US Navy Retrieves Debris of Chinese Spy Balloon Shot Down Off Coast of South Carolina

The US Navy has released photos of US sailors recovering the debris of a Chinese spy balloon that was shot down off the coast of South Carolina on Saturday, on the orders of President Joe Biden.[0]

The balloon, which was flying at about 60,000 feet and may have been collecting intelligence, flew over military sites, prompting the Pentagon to declare it a surveillance balloon.[1] China’s Ministry of Foreign Affairs denied this claim, saying “it is a civilian airship used for research, mainly meteorological, purposes.”[2]

However, Air Force Brigadier General Patrick Ryder stated, “We know that it’s a surveillance balloon…. We know this is a Chinese balloon and that it has the ability to maneuver.”[3] A second balloon belonging to China was spotted over Latin America.[4]

On Monday, Air Force Gen. Glen VanHerck, commander of North American Aerospace Defense Command and U.S. Northern Command, revealed that the balloon was up to 200 feet tall and was carrying a payload the size of a jet airliner, weighing about 2,000 pounds.[5]

Spy balloons are surveillance platforms, and they are capable of gathering a wide range of data and intelligence.
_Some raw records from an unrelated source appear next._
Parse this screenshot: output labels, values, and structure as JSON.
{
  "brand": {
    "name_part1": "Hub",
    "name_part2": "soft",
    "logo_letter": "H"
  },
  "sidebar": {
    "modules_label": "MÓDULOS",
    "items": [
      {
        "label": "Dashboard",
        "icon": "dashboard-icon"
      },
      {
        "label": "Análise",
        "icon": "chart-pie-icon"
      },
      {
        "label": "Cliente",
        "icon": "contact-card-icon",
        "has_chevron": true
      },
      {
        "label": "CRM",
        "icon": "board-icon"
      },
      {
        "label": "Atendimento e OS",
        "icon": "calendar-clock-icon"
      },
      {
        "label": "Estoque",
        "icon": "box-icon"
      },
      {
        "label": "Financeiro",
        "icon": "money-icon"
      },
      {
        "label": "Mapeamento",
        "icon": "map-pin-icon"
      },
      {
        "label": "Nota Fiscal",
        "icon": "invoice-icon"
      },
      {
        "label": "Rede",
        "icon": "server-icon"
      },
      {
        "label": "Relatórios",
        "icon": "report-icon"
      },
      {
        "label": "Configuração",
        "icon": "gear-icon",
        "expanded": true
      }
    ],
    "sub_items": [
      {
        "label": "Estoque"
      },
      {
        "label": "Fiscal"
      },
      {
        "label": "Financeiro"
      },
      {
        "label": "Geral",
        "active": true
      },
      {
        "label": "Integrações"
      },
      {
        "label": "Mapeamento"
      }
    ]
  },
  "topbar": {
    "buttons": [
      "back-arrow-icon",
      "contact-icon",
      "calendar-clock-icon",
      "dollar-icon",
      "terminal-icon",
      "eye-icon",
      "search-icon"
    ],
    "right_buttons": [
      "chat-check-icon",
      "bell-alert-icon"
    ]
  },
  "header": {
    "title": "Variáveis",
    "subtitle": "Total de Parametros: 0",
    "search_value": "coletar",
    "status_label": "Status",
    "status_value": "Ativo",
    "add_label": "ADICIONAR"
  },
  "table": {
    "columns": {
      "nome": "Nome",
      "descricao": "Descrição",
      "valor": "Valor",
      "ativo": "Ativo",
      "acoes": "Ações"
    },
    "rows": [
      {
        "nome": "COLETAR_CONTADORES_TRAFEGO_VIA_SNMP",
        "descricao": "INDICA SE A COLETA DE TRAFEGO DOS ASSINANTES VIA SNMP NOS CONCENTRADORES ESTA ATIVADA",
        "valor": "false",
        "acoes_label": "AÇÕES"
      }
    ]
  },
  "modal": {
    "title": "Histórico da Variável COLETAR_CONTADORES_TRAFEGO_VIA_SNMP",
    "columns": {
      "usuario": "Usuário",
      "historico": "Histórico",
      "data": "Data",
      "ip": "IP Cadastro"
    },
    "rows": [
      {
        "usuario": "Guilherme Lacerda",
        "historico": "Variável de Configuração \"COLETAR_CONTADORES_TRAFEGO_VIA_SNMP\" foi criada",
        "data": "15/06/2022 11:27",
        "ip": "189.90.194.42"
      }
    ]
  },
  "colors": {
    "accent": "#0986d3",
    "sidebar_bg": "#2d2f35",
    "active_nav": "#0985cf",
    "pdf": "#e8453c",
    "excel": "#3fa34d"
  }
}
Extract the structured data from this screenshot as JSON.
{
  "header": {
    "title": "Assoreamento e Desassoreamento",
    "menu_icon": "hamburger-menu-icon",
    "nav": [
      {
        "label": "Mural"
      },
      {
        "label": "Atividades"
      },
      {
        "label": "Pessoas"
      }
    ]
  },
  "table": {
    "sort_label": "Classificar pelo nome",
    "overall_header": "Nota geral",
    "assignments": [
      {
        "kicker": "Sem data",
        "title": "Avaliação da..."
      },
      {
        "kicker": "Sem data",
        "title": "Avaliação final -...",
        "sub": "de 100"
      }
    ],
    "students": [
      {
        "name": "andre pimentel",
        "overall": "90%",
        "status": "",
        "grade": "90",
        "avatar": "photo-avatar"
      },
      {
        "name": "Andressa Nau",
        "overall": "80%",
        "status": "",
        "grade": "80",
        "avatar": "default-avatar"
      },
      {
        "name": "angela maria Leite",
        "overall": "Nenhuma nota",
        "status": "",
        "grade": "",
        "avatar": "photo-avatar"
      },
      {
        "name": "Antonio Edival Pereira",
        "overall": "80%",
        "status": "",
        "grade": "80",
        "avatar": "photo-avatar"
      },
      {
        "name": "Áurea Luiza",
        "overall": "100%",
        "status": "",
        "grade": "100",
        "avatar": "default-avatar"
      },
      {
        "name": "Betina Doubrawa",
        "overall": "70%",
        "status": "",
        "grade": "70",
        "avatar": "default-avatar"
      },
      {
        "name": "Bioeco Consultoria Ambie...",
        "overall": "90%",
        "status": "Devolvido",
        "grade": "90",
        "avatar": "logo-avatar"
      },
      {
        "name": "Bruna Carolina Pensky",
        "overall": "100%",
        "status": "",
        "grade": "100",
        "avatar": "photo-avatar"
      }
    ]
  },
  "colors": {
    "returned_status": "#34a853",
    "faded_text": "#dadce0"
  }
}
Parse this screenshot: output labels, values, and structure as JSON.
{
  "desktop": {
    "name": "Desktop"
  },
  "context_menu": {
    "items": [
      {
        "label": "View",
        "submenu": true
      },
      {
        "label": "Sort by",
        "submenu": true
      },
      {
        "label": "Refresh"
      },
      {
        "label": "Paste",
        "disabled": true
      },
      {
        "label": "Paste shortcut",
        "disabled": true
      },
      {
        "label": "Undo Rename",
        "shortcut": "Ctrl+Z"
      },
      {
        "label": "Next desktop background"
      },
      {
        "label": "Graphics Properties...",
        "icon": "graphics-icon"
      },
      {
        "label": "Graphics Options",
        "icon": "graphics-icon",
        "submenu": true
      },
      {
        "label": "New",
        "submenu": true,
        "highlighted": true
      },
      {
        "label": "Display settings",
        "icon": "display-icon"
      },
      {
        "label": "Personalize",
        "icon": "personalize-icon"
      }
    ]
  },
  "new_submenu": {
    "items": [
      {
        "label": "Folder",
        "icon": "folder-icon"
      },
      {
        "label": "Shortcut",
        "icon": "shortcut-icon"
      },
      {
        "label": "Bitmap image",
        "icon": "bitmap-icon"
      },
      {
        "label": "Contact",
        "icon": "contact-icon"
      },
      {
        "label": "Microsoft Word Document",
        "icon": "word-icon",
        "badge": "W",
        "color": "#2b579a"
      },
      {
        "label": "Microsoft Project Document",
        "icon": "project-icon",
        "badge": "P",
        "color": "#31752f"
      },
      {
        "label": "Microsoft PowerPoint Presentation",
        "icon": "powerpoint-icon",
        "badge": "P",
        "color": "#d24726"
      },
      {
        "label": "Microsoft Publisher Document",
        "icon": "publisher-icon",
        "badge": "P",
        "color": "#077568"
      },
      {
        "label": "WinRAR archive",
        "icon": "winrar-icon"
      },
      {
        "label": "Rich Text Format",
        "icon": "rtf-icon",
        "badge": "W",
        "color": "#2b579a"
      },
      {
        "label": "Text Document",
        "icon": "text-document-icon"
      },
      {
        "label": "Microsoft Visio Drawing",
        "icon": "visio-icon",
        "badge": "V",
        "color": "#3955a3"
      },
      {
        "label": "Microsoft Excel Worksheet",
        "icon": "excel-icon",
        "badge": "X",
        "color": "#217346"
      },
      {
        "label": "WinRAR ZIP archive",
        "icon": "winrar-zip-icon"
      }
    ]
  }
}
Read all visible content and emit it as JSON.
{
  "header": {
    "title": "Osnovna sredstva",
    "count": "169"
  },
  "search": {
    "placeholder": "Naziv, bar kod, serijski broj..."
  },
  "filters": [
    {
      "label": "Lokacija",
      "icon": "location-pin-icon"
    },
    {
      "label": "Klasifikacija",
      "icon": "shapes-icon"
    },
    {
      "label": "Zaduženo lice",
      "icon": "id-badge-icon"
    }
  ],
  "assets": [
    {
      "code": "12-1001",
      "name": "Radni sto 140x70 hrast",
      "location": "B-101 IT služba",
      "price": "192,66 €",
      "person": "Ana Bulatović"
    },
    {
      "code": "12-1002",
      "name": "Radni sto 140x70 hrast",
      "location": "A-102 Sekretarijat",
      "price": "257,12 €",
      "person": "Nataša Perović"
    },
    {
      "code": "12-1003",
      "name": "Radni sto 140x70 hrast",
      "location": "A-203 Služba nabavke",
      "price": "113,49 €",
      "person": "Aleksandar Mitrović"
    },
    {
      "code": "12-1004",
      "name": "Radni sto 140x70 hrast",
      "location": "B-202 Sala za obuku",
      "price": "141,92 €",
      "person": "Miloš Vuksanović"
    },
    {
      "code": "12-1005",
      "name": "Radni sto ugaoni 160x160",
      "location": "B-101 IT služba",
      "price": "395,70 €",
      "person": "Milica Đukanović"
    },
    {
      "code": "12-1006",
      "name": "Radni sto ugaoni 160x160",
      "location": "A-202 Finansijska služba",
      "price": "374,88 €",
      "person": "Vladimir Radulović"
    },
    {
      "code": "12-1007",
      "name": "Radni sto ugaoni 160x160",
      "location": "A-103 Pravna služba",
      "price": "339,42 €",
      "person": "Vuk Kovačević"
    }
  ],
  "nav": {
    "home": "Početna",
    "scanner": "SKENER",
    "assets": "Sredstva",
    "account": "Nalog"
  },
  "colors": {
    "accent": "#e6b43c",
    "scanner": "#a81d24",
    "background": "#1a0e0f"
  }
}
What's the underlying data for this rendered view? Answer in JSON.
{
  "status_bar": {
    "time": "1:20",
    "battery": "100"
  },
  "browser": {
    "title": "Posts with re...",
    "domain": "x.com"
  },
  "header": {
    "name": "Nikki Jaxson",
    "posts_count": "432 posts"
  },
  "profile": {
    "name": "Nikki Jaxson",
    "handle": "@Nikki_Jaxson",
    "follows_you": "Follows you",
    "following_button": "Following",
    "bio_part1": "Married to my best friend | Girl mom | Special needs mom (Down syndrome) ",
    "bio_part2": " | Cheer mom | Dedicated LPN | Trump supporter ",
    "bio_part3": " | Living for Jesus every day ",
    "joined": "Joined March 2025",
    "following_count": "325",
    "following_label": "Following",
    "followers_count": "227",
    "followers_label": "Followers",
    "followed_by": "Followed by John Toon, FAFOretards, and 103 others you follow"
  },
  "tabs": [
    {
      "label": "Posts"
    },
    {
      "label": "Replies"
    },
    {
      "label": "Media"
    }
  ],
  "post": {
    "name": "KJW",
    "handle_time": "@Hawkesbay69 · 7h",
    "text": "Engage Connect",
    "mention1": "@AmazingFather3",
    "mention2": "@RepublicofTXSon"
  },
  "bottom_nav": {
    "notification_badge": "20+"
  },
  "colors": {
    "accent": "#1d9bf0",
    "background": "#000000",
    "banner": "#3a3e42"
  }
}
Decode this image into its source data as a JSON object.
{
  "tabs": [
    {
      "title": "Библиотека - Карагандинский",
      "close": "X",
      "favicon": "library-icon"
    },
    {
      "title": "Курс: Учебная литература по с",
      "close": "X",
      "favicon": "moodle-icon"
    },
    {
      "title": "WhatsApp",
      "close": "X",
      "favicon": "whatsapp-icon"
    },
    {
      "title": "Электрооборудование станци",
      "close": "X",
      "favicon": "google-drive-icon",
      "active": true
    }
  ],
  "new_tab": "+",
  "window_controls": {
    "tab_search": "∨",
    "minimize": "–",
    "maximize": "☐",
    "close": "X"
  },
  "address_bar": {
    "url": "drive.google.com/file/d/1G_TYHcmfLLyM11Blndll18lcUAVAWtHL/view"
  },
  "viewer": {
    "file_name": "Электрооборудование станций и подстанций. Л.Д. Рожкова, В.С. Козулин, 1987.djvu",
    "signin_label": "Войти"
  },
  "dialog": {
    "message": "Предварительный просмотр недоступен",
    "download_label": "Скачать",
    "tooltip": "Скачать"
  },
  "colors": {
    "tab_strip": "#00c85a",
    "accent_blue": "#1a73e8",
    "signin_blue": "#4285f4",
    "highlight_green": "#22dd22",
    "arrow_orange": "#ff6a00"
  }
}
While they are capable of many of the same tasks as satellites, they are much cheaper to launch and maintain. They are also much more difficult to detect, as they fly at much lower altitudes.

China is known to be using spy balloons, as is the US.[6] Previous Chinese surveillance balloon incidents reportedly occurred during the Trump administration and early under the Biden administration, but were not spotted by NORAD at the time.[7]

On Saturday, a U.S. Air Force F-22 Raptor from the 1st Fighter Wing at Langley AFB in Virginia launched an AIM-9X Sidewinder missile at a balloon that had drifted southeastward across the nation.[8] The balloon was downed off the Coast of South Carolina, and the resulting debris field is estimated to be as large as “15 football fields by 15 football fields,” with a depth of around 50 feet.[9]

In response to the balloon’s incursion, Secretary of State Anthony Blinken canceled a planned trip to China.[1] US Navy, Coast Guard, and other personnel are now surveying the remains of the balloon and its surveillance payload, in an effort to better understand the Chinese technology.[10]

0. “New photos show the Navy recovering downed China spy balloon off U.S. coast” CNBC, 7 Feb. 2023,

1. “Chinese spy balloon over the US: An aerospace expert explains how the balloons work and what they can see” The Conversation, 4 Feb. 2023,

2. “The suspected Chinese spy balloon is a Sputnik moment for the space industry”, 7 Feb. 2023,

3. “Chinese Spy Balloon Has Unexpected Maneuverability” Scientific American, 4 Feb. 2023,

4. “Photos: US Navy sailors pull downed Chinese balloon out of ocean” Business Insider, 7 Feb. 2023,

5. “Suspected Chinese spy balloon shot down over Atlantic was taller than the Statue of Liberty” CBS News, 7 Feb. 2023,

6. “What China’s Surveillance Balloon Says About U.S.-China Relations” Council on Foreign Relations, 6 Feb. 2023,

7. “Why Trump didn’t know about the Chinese balloons over U.S. soil” MSNBC, 7 Feb. 2023,

8. “U.S. Navy Collecting Surveillance Balloon Debris > United States Navy > News-Stories”, 6 Feb. 2023,

9. “Navy releases close-up photos of Chinese surveillance balloon recovery” ABC News, 7 Feb. 2023,

10. “Navy Underwater Robots, Divers Searching for Remains of Chinese Spy Balloon – USNI News” USNI News, 6 Feb. 2023,